- Conundrum Here's how much Ford had to do design-wise with that engine in the article's lead picture.Zero. It was a Cosworth when Cosworth was still original Cosworth, over 30 years ago. The engine shown is a development of the original DFV. Ford paid to have its name on the cam covers for decades.I wonder who Ford will get to design this proposed new F1 engine for 2026. Because sure as hell, they don't have the in-house talent to do it themselves.
- Sayahh Story idea or car design competition: design a compact sedan, a midsize sedan, coupe and/or wagon specifically for people 6'4" through 7'2". Not an SUV nor a crossover nor a raised chassis like the US Toyota Crown or Subaru Outback.

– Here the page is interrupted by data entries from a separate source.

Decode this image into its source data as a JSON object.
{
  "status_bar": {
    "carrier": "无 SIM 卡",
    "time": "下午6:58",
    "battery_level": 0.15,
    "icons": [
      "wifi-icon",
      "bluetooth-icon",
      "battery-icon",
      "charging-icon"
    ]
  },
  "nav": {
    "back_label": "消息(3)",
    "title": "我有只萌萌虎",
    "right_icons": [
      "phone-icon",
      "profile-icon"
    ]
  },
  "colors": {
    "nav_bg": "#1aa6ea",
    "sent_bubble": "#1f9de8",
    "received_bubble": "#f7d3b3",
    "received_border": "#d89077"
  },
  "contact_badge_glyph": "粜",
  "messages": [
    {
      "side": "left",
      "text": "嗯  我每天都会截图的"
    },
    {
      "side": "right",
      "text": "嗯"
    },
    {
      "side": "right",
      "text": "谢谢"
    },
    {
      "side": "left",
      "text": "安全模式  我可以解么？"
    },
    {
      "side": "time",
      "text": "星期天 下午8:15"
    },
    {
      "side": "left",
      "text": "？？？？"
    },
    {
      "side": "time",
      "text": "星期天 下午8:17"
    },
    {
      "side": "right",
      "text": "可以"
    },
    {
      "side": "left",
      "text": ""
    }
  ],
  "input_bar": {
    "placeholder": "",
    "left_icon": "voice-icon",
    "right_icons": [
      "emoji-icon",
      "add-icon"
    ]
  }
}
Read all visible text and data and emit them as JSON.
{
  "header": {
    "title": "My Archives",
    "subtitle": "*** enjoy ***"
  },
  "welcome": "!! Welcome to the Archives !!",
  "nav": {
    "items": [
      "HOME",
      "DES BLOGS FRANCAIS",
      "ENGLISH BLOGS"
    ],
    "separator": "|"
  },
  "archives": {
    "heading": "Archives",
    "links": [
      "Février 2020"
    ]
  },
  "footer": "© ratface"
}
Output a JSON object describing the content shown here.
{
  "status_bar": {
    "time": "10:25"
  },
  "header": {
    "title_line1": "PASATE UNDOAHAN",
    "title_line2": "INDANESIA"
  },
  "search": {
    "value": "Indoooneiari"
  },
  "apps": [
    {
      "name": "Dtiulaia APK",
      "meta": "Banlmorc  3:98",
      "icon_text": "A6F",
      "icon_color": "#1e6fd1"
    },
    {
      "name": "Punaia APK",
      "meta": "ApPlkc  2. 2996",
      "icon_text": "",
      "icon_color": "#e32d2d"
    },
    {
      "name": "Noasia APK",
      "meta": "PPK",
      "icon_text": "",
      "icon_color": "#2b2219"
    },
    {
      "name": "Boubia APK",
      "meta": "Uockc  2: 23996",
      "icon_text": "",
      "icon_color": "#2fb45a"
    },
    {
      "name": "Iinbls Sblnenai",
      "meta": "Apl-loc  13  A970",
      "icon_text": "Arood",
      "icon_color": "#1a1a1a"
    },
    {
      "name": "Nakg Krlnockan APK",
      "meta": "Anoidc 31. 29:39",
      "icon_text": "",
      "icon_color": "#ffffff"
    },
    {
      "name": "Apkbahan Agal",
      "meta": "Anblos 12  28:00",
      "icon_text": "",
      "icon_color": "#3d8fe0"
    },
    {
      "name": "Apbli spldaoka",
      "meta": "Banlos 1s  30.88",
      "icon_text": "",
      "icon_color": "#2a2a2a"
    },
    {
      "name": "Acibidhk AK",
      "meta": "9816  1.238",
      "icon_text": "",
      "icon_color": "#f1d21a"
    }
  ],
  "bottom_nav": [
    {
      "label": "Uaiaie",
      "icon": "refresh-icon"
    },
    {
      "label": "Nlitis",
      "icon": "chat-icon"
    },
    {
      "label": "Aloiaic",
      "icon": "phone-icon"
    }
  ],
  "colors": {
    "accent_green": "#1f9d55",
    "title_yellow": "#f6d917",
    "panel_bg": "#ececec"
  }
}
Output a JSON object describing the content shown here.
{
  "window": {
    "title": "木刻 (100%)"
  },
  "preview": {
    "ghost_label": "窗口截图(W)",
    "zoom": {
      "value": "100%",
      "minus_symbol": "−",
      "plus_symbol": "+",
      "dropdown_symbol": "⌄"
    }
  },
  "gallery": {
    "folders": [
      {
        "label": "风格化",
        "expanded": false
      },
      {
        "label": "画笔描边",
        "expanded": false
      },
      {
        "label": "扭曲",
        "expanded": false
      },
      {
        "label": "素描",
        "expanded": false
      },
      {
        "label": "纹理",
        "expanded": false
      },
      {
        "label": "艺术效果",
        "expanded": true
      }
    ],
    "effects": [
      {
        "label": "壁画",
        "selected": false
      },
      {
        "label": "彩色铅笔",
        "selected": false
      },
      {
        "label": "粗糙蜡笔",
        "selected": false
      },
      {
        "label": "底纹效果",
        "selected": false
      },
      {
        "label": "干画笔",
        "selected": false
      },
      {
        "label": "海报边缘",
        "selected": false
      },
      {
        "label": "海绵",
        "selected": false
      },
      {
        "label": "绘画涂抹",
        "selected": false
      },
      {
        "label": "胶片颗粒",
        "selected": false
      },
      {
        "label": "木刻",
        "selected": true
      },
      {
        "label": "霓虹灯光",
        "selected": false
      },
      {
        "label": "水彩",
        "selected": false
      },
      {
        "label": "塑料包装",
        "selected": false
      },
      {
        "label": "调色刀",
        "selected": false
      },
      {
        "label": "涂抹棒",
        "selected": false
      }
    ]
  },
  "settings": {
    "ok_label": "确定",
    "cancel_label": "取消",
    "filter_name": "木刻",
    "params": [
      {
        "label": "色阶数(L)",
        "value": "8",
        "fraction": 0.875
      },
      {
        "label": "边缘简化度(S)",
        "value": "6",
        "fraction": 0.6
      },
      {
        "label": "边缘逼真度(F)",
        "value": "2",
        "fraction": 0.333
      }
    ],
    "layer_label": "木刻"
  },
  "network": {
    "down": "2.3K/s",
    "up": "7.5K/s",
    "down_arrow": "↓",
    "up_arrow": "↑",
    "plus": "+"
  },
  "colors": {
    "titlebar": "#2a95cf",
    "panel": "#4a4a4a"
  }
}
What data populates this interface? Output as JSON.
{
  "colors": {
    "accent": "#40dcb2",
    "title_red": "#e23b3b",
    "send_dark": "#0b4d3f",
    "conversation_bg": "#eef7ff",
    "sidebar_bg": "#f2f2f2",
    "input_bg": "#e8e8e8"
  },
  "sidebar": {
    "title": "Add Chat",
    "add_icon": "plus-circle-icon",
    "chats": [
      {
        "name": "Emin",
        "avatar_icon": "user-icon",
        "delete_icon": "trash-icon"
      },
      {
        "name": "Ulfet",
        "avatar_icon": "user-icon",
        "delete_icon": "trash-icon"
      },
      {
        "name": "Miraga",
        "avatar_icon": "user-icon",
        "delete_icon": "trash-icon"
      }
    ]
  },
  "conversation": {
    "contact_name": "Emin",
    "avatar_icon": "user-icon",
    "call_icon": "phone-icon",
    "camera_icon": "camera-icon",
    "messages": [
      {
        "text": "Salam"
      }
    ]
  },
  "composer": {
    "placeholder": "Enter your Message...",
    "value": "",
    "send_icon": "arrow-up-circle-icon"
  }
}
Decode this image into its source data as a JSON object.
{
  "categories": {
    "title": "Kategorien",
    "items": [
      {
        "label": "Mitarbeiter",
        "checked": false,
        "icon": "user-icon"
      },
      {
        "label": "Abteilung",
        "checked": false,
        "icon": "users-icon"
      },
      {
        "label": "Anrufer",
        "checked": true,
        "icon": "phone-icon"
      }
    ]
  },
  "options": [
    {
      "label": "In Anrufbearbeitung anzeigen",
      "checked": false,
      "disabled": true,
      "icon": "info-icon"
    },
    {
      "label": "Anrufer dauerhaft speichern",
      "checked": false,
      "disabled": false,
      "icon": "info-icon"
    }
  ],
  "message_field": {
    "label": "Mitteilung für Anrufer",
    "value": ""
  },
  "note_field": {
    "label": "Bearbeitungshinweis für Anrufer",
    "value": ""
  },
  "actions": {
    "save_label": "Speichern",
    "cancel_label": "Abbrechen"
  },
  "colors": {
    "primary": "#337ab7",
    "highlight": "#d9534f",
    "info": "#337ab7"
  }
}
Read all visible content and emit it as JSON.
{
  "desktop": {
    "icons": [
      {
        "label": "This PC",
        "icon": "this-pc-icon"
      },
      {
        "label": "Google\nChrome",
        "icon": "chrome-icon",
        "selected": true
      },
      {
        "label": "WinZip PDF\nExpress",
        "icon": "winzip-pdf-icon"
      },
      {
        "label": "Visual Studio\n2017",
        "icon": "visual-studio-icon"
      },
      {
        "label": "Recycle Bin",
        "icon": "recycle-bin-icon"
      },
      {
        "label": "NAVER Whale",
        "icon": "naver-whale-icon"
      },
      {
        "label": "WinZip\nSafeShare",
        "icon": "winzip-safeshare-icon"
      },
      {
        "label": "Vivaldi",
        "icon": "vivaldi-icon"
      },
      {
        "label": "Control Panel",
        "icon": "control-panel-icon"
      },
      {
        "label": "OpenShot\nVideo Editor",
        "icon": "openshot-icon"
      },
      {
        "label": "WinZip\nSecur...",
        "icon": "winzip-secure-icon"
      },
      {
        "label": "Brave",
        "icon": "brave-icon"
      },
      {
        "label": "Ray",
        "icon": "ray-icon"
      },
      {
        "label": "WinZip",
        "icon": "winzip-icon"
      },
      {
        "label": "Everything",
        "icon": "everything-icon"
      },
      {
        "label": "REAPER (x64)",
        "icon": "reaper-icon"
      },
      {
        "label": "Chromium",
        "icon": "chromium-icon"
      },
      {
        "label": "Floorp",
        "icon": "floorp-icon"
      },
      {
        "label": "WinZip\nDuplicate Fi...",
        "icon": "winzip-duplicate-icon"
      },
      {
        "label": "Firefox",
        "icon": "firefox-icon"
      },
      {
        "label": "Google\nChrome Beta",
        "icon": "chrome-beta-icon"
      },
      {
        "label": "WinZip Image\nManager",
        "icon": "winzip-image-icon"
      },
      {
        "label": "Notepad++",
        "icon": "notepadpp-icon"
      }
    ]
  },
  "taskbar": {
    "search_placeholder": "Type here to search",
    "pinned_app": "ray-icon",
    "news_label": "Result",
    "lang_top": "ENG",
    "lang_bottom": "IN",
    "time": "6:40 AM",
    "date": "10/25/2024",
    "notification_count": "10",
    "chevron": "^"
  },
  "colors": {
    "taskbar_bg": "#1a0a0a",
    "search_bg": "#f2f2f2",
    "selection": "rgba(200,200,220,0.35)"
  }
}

- Sayahh I only check map app only when absolutely necessary and only at a red light. An observation: lots of ppl leave 2 car lengths (or more) between themselves and the car ahead of theirs so that they can text or check the internet (because they are afraid they might roll forward and hit the car in front of them?) This drives me crazy because many ppl do it and 3 cars will take up almost 7 car lengths and ppl cannot get into the left turn lane when it's bordered by a cement "curb." Worse is when they aren't even using their phone and have both hands on the stewring wheel and waiting for the green light. Half a car length is enough, people. Even one car length is too much, but 3 or 4 car lengths? At 40 MPH, maybe, not at 0 MPH please.